The basic rule for practicing this art is the complete concentration of the listener.
Nothing of importance must be on his mind, he must be optimally free from anxiety as well as from greed.
He must possess a freely-working imagination which is sufficiently concrete to be expressed in words.
He must be endowed with a capacity for empathy with another person and strong enough to feel the experience of the other as if it were his own.
The condition for such empathy is a crucial facet of the capacity for love. To understand another means to love him — not in the erotic sense but in the sense of reaching out to him and of overcoming the fear of losing oneself.
Understanding and loving are inseparable. If they are separate, it is a cerebral process and the door to essential understanding remains closed.
Erich Fromm (1900-1980) is known as a social commentator, but he was first and foremost a practicing psychoanalyst.
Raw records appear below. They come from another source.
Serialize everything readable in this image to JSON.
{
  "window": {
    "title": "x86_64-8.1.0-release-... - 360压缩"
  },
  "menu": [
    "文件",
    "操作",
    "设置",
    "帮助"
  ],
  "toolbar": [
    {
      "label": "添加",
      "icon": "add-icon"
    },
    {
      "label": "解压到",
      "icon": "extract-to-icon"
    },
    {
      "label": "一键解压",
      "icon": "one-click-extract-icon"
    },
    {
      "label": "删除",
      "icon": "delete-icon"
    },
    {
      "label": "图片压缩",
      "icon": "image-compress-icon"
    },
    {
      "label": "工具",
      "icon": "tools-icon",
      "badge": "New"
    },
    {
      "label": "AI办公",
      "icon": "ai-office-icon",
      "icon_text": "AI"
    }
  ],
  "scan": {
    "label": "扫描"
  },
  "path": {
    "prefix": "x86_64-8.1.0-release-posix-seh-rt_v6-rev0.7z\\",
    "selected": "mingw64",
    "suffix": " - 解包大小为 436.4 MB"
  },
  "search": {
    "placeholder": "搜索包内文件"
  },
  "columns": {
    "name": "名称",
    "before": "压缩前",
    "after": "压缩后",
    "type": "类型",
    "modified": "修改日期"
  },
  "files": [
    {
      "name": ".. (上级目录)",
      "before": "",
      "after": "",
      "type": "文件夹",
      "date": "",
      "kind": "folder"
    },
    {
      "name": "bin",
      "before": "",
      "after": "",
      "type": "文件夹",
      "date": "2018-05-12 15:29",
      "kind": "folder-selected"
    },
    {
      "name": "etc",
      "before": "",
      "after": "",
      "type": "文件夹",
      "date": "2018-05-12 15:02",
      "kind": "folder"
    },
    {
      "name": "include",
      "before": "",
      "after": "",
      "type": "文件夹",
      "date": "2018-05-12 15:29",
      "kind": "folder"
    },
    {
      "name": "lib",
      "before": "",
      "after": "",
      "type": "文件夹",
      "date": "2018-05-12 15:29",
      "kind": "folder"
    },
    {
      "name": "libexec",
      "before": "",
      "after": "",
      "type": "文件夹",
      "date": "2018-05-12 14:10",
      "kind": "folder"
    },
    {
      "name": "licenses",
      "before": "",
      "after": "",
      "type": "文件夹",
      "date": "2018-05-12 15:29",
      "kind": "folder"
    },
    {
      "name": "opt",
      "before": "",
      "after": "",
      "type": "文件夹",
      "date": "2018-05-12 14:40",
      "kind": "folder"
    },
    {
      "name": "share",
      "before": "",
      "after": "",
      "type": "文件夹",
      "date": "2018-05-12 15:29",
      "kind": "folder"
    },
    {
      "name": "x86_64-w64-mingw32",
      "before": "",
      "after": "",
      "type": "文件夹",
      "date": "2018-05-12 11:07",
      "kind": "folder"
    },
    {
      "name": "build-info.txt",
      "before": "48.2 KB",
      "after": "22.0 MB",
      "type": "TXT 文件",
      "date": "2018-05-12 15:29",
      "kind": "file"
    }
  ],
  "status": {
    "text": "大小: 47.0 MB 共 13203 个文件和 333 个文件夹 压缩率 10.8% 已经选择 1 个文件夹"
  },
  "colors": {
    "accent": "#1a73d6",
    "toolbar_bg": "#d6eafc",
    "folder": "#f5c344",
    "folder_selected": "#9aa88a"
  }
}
For him the practice of therapy consisted of the art of listening, a topic which he explored in a 1974 seminar in Switzerland, the 400-page transcript of which was eventually adapted into the posthumously publishedThe Art of Listening.